**Instructions for the task**
Pick out each line with the word "Wortel" from the material that follows.

**Data for analysis**
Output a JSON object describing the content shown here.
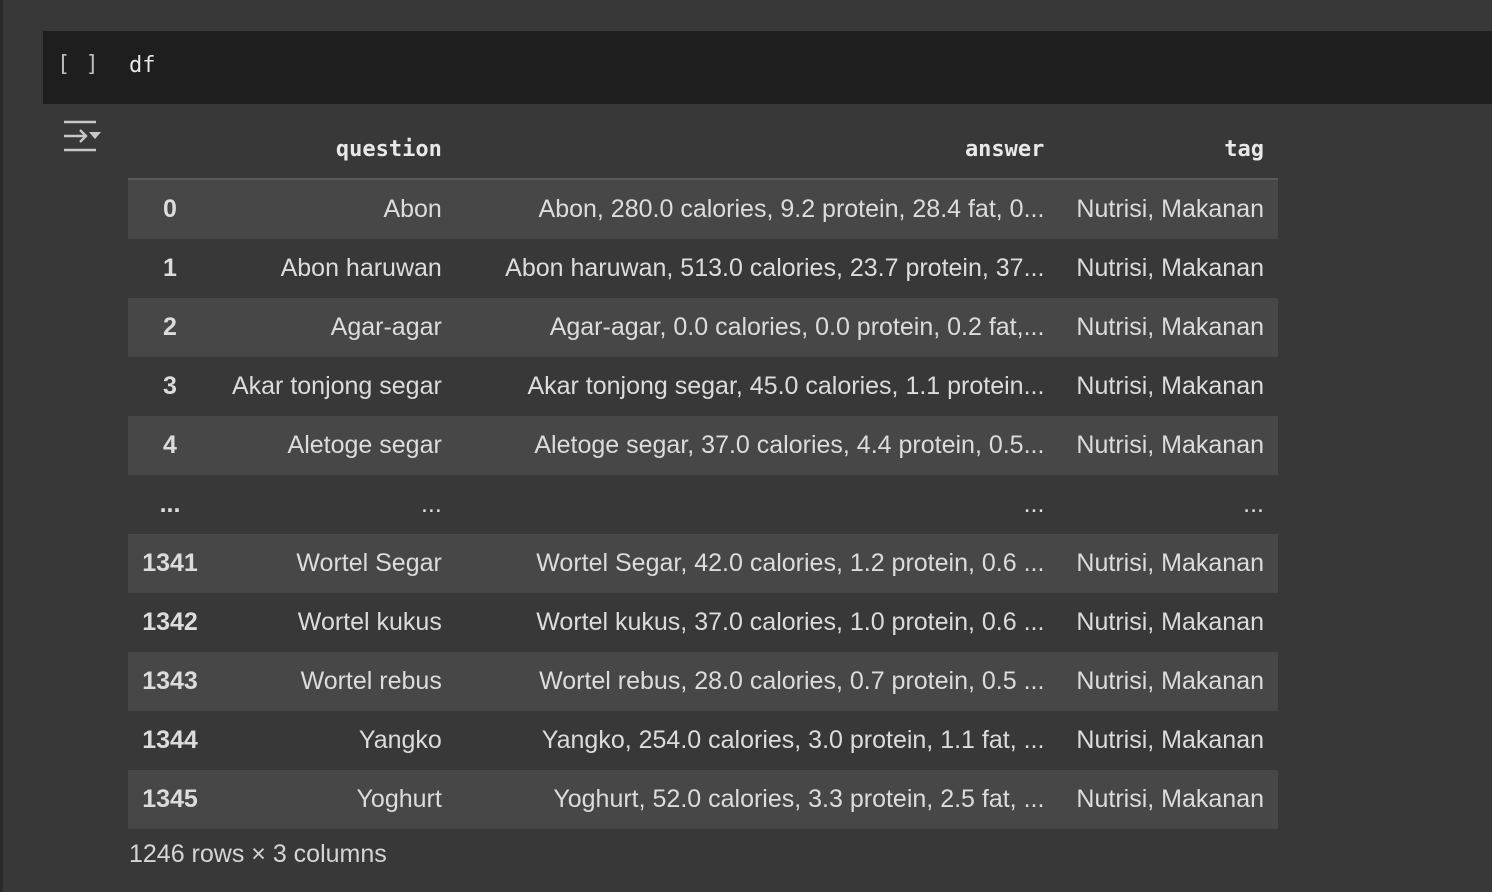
{
  "cell": {
    "run_brackets": "[ ]",
    "code": "df",
    "output_icon": "output-collapse-icon"
  },
  "table": {
    "columns": [
      "question",
      "answer",
      "tag"
    ],
    "rows": [
      {
        "index": "0",
        "question": "Abon",
        "answer": "Abon, 280.0 calories, 9.2 protein, 28.4 fat, 0...",
        "tag": "Nutrisi, Makanan"
      },
      {
        "index": "1",
        "question": "Abon haruwan",
        "answer": "Abon haruwan, 513.0 calories, 23.7 protein, 37...",
        "tag": "Nutrisi, Makanan"
      },
      {
        "index": "2",
        "question": "Agar-agar",
        "answer": "Agar-agar, 0.0 calories, 0.0 protein, 0.2 fat,...",
        "tag": "Nutrisi, Makanan"
      },
      {
        "index": "3",
        "question": "Akar tonjong segar",
        "answer": "Akar tonjong segar, 45.0 calories, 1.1 protein...",
        "tag": "Nutrisi, Makanan"
      },
      {
        "index": "4",
        "question": "Aletoge segar",
        "answer": "Aletoge segar, 37.0 calories, 4.4 protein, 0.5...",
        "tag": "Nutrisi, Makanan"
      },
      {
        "index": "...",
        "question": "...",
        "answer": "...",
        "tag": "..."
      },
      {
        "index": "1341",
        "question": "Wortel Segar",
        "answer": "Wortel Segar, 42.0 calories, 1.2 protein, 0.6 ...",
        "tag": "Nutrisi, Makanan"
      },
      {
        "index": "1342",
        "question": "Wortel kukus",
        "answer": "Wortel kukus, 37.0 calories, 1.0 protein, 0.6 ...",
        "tag": "Nutrisi, Makanan"
      },
      {
        "index": "1343",
        "question": "Wortel rebus",
        "answer": "Wortel rebus, 28.0 calories, 0.7 protein, 0.5 ...",
        "tag": "Nutrisi, Makanan"
      },
      {
        "index": "1344",
        "question": "Yangko",
        "answer": "Yangko, 254.0 calories, 3.0 protein, 1.1 fat, ...",
        "tag": "Nutrisi, Makanan"
      },
      {
        "index": "1345",
        "question": "Yoghurt",
        "answer": "Yoghurt, 52.0 calories, 3.3 protein, 2.5 fat, ...",
        "tag": "Nutrisi, Makanan"
      }
    ],
    "footer": "1246 rows × 3 columns"
  }
}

**Answer to this problem**
        "question": "Wortel Segar",
        "answer": "Wortel Segar, 42.0 calories, 1.2 protein, 0.6 ...",
        "question": "Wortel kukus",
        "answer": "Wortel kukus, 37.0 calories, 1.0 protein, 0.6 ...",
        "question": "Wortel rebus",
        "answer": "Wortel rebus, 28.0 calories, 0.7 protein, 0.5 ...",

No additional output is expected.